"We'd like to see the new spaces in Ross, including the dining hall, become places for spontaneous student expression. On a random afternoon you might hear music being made in the lounges, or have your meal interrupted by a short one-act play. Anything goes as far as we are concerned," said Steve Abbott, associate professor of mathematics. He and his wife Katherine Smith Abbott, visiting assistant professor of art history, are also co-faculty heads of Ross Commons.
commons, a residential life system, first developed at Middlebury in the
early 1990s, but it was not until 1998, with the trustees' vote of approval,
that the College embarked on construction projects that ultimately will
define each commons physically as a distinct community with its own dining
Each residential cluster, or commons, houses 400-500 students. Middlebury students are assigned membership to one of the five commons upon enrollment at the College.
commons is led by a team-a faculty head, a dean, a commons coordinator
and two commons residential advisers-who counsels and supports student
residents and guides the cultural and intellectual life of the community.

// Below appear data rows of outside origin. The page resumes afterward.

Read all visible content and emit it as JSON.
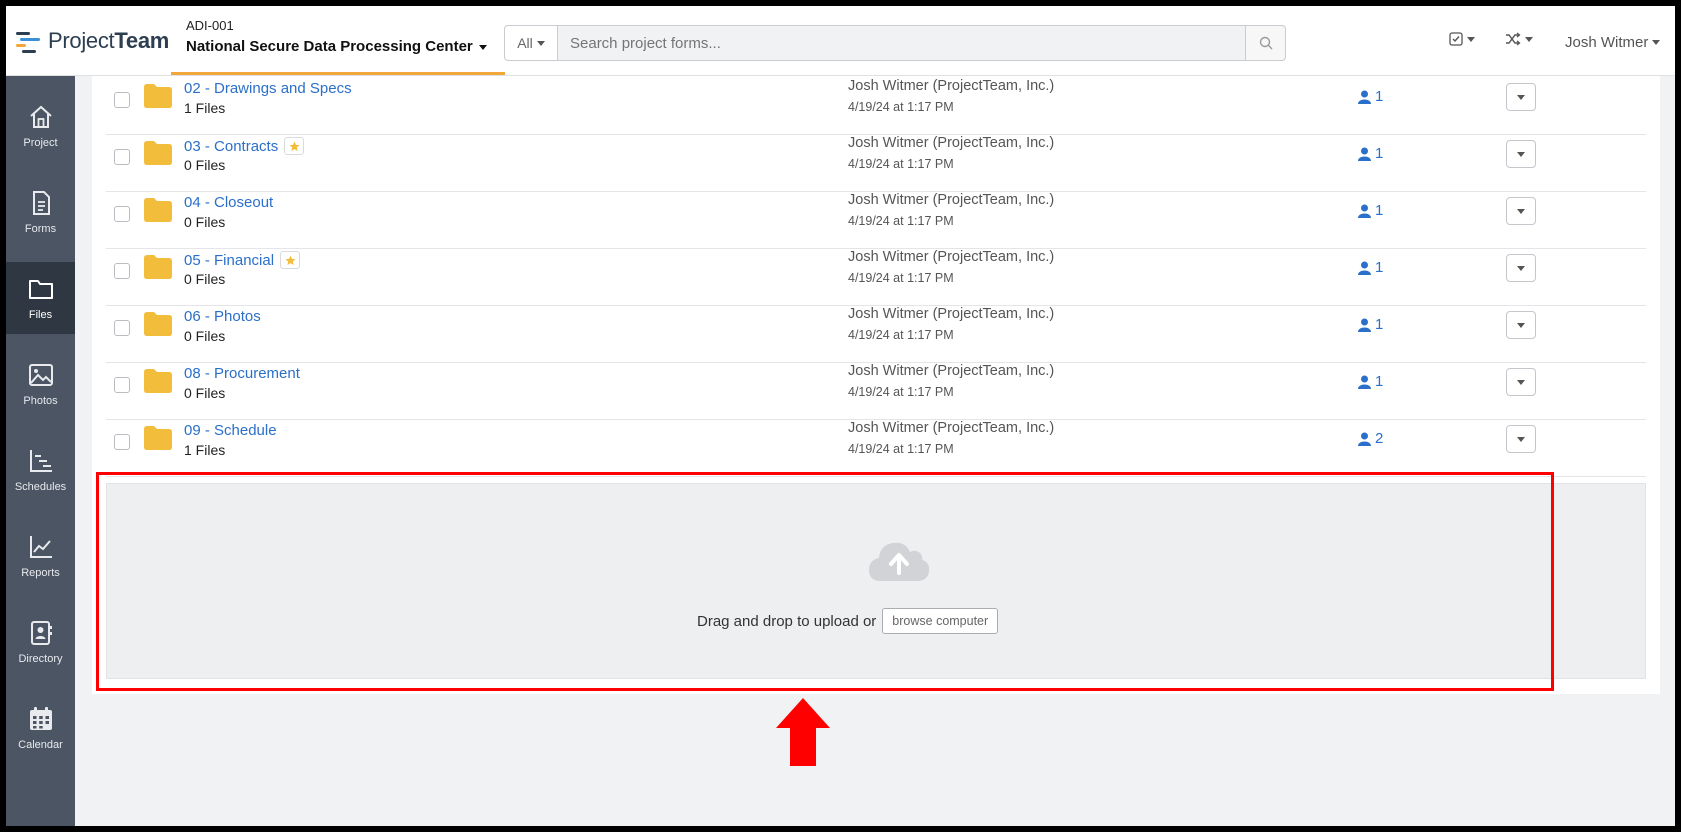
{
  "header": {
    "logo_prefix": "Project",
    "logo_suffix": "Team",
    "project_code": "ADI-001",
    "project_name": "National Secure Data Processing Center",
    "search_scope": "All",
    "search_placeholder": "Search project forms...",
    "user_name": "Josh Witmer",
    "icons": [
      "checklist-icon",
      "shuffle-icon",
      "search-icon"
    ]
  },
  "sidebar": {
    "items": [
      {
        "label": "Project",
        "icon": "home-icon",
        "active": false
      },
      {
        "label": "Forms",
        "icon": "document-icon",
        "active": false
      },
      {
        "label": "Files",
        "icon": "folder-icon",
        "active": true
      },
      {
        "label": "Photos",
        "icon": "image-icon",
        "active": false
      },
      {
        "label": "Schedules",
        "icon": "gantt-icon",
        "active": false
      },
      {
        "label": "Reports",
        "icon": "chart-icon",
        "active": false
      },
      {
        "label": "Directory",
        "icon": "contact-card-icon",
        "active": false
      },
      {
        "label": "Calendar",
        "icon": "calendar-icon",
        "active": false
      }
    ]
  },
  "folders": [
    {
      "name": "02 - Drawings and Specs",
      "count": "1 Files",
      "starred": false,
      "owner": "Josh Witmer (ProjectTeam, Inc.)",
      "date": "4/19/24 at 1:17 PM",
      "members": "1"
    },
    {
      "name": "03 - Contracts",
      "count": "0 Files",
      "starred": true,
      "owner": "Josh Witmer (ProjectTeam, Inc.)",
      "date": "4/19/24 at 1:17 PM",
      "members": "1"
    },
    {
      "name": "04 - Closeout",
      "count": "0 Files",
      "starred": false,
      "owner": "Josh Witmer (ProjectTeam, Inc.)",
      "date": "4/19/24 at 1:17 PM",
      "members": "1"
    },
    {
      "name": "05 - Financial",
      "count": "0 Files",
      "starred": true,
      "owner": "Josh Witmer (ProjectTeam, Inc.)",
      "date": "4/19/24 at 1:17 PM",
      "members": "1"
    },
    {
      "name": "06 - Photos",
      "count": "0 Files",
      "starred": false,
      "owner": "Josh Witmer (ProjectTeam, Inc.)",
      "date": "4/19/24 at 1:17 PM",
      "members": "1"
    },
    {
      "name": "08 - Procurement",
      "count": "0 Files",
      "starred": false,
      "owner": "Josh Witmer (ProjectTeam, Inc.)",
      "date": "4/19/24 at 1:17 PM",
      "members": "1"
    },
    {
      "name": "09 - Schedule",
      "count": "1 Files",
      "starred": false,
      "owner": "Josh Witmer (ProjectTeam, Inc.)",
      "date": "4/19/24 at 1:17 PM",
      "members": "2"
    }
  ],
  "dropzone": {
    "text": "Drag and drop to upload or",
    "browse_label": "browse computer"
  },
  "colors": {
    "accent": "#f3a73b",
    "link": "#2a6fc9",
    "sidebar": "#4b5563",
    "highlight": "#ff0000"
  }
}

The commons system is based on three governing principles: continuing student membership, decentralized dining and proximate faculty residence.

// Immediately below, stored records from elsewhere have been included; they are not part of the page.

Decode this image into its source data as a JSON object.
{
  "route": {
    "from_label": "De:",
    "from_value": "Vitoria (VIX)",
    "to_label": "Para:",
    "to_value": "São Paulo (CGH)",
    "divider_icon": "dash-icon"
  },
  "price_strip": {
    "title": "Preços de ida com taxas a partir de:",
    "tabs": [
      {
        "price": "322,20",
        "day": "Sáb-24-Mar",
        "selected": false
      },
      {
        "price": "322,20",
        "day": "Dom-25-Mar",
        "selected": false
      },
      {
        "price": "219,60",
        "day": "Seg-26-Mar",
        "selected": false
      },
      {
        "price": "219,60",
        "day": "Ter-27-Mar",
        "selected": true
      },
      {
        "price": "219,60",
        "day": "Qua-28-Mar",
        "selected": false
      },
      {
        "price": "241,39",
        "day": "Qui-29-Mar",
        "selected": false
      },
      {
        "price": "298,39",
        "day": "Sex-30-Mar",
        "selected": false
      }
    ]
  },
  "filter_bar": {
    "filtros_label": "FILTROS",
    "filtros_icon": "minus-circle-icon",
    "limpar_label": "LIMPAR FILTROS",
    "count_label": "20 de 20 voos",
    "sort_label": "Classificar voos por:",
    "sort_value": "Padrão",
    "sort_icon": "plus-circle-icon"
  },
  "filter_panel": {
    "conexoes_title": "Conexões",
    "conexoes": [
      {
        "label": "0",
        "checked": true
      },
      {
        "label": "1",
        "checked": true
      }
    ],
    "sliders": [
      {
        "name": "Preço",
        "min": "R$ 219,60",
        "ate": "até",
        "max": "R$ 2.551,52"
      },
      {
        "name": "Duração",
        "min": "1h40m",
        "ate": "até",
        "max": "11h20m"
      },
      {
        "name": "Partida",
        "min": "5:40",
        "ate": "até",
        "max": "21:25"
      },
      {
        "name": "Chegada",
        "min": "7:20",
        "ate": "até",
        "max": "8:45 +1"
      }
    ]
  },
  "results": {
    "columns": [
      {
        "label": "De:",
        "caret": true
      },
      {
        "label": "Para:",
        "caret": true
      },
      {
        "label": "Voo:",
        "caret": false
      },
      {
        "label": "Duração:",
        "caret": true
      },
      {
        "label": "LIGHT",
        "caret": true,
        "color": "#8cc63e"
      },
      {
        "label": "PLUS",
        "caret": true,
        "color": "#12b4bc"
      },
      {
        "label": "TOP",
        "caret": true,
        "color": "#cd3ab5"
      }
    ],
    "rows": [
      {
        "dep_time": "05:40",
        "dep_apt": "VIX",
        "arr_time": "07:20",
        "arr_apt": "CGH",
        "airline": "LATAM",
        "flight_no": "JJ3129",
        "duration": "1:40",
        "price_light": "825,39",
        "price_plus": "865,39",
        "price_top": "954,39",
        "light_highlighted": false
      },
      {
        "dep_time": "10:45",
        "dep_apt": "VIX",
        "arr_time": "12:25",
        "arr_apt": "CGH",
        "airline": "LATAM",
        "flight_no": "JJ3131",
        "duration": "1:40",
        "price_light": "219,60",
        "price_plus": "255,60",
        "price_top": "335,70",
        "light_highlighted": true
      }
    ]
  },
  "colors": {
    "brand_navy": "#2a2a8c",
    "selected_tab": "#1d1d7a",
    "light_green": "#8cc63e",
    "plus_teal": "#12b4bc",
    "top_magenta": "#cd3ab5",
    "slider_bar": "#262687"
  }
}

The principle of continuing membership in a commons, according to College officials, is intended to provide a more stable, cohesive community atmosphere in the residential facilities. McCardell compared the experience of living in residential commons to living in neighborhoods. He believes that the old system, in which most students live in a different room or dorm each year and which would be considered jarring and disorienting outside the college setting, inhibits the formation of close and lasting friendships among students.
Decentralized dining, the second principle, will extend the opportunities for intimate contact among students and with faculty and staff. "Smaller dining spaces encourage people to linger after meals for conversation," said McCardell. "Conversation opens doors to informal learning and enriching interaction, which is entirely different from the learning that occurs in the classroom," he said. "We are looking forward to seeing this vision fully realized in the new dining hall in Ross Commons."
third principle, proximate faculty residence, adds yet another dimension
to the enhanced educational setting. The faculty members designated as
commons heads live with their families in College-built houses located
near each student commons residence.
"The raw material of students' education-the books, the lists of theorems-isn't really going to change much from place to place. What makes Middlebury different is what we do with each other. The attraction of the commons system to myself and my wife Katy is that it takes direct aim at this principle by fostering new and innovative ways to live and learn together. And the reason it works is that it puts a great deal of the responsibility for making this happen in the hands of the students," said Abbott. McCardell believes, "Institutions that claim as their mission to educate young men and women in the tradition of the liberal arts must define education broadly and acknowledge that education takes place around the clock and in all venues. The commons supports this mission."